* **DATA PROVIDED**
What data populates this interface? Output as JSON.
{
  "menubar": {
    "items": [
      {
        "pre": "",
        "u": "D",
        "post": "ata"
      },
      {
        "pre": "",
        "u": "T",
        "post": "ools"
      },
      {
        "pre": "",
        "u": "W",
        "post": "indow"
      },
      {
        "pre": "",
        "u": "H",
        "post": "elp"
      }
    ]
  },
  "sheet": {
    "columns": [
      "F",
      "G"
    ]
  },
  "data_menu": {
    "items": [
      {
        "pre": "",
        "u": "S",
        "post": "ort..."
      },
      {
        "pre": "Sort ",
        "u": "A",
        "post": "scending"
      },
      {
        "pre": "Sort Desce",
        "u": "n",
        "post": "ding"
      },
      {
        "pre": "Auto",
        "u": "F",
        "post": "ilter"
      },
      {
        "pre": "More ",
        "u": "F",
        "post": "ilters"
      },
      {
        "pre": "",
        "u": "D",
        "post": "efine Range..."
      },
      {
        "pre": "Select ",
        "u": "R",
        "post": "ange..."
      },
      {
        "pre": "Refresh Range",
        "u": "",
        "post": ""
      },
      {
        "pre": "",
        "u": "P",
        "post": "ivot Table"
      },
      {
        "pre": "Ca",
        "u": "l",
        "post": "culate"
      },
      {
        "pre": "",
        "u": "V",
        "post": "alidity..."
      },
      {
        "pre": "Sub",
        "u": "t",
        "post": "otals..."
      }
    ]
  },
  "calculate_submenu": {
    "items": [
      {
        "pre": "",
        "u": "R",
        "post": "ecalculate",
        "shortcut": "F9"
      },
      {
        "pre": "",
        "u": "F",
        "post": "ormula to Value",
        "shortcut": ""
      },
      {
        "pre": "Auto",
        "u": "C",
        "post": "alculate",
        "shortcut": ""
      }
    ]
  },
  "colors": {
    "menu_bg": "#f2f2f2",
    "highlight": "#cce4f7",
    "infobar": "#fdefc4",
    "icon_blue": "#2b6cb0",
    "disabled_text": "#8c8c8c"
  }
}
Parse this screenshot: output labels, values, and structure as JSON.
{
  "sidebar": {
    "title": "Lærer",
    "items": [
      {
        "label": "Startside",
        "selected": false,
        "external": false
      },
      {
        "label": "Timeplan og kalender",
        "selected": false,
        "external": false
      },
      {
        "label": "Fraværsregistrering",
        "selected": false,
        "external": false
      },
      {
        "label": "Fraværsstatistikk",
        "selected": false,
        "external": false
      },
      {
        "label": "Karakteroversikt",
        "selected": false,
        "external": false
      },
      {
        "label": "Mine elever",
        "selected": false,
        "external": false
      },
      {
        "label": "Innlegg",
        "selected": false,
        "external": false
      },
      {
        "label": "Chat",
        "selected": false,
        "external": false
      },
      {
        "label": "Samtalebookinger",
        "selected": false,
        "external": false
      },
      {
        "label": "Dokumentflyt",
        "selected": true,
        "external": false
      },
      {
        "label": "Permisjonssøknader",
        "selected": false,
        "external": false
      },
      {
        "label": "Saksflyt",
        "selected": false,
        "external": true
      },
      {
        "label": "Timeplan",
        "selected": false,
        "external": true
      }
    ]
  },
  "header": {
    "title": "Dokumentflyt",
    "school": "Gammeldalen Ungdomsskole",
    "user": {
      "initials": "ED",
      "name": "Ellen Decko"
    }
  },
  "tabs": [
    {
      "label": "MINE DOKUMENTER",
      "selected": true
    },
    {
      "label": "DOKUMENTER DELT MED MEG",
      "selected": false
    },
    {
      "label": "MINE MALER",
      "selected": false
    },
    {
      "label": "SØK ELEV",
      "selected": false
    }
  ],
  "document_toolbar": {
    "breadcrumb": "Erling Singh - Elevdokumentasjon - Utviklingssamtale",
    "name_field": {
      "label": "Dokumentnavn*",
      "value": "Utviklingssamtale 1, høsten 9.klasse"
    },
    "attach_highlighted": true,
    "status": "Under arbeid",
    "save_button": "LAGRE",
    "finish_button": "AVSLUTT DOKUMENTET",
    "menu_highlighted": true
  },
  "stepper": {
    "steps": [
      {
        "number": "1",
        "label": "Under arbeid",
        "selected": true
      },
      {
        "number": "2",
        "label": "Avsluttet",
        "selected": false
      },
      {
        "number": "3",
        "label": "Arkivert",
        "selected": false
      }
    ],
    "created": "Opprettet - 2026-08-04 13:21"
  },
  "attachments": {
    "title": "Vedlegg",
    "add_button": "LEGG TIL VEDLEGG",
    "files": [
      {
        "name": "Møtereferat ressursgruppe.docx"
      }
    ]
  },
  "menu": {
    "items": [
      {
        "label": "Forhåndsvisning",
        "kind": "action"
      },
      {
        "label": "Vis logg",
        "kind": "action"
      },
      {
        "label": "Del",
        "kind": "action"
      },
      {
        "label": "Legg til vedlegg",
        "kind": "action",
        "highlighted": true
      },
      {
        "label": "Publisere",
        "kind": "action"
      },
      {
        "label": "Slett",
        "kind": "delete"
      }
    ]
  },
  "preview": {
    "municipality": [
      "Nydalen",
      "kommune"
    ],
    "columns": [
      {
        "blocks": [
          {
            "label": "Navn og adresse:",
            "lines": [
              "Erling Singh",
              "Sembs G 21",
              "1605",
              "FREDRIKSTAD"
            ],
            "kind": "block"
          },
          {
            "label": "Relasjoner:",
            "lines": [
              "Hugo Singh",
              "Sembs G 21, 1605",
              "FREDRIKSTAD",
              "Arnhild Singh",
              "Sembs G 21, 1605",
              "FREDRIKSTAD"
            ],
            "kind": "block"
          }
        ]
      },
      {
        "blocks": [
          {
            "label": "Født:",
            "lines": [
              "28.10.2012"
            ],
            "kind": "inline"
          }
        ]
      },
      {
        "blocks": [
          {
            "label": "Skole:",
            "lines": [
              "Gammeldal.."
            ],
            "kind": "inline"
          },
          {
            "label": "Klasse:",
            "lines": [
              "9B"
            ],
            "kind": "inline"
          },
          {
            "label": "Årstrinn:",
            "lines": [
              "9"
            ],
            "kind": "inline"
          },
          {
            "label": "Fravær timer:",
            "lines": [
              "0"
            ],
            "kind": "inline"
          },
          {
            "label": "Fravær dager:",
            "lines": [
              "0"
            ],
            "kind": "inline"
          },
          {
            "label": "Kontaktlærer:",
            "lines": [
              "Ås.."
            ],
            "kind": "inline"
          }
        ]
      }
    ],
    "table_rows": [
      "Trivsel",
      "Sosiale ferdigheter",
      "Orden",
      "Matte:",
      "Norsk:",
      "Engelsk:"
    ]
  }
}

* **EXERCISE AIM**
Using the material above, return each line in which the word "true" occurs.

* **EXERCISE RESPONSE**
        "selected": true,
        "external": true
        "external": true
      "selected": true
    "attach_highlighted": true,
    "menu_highlighted": true
        "selected": true
        "highlighted": true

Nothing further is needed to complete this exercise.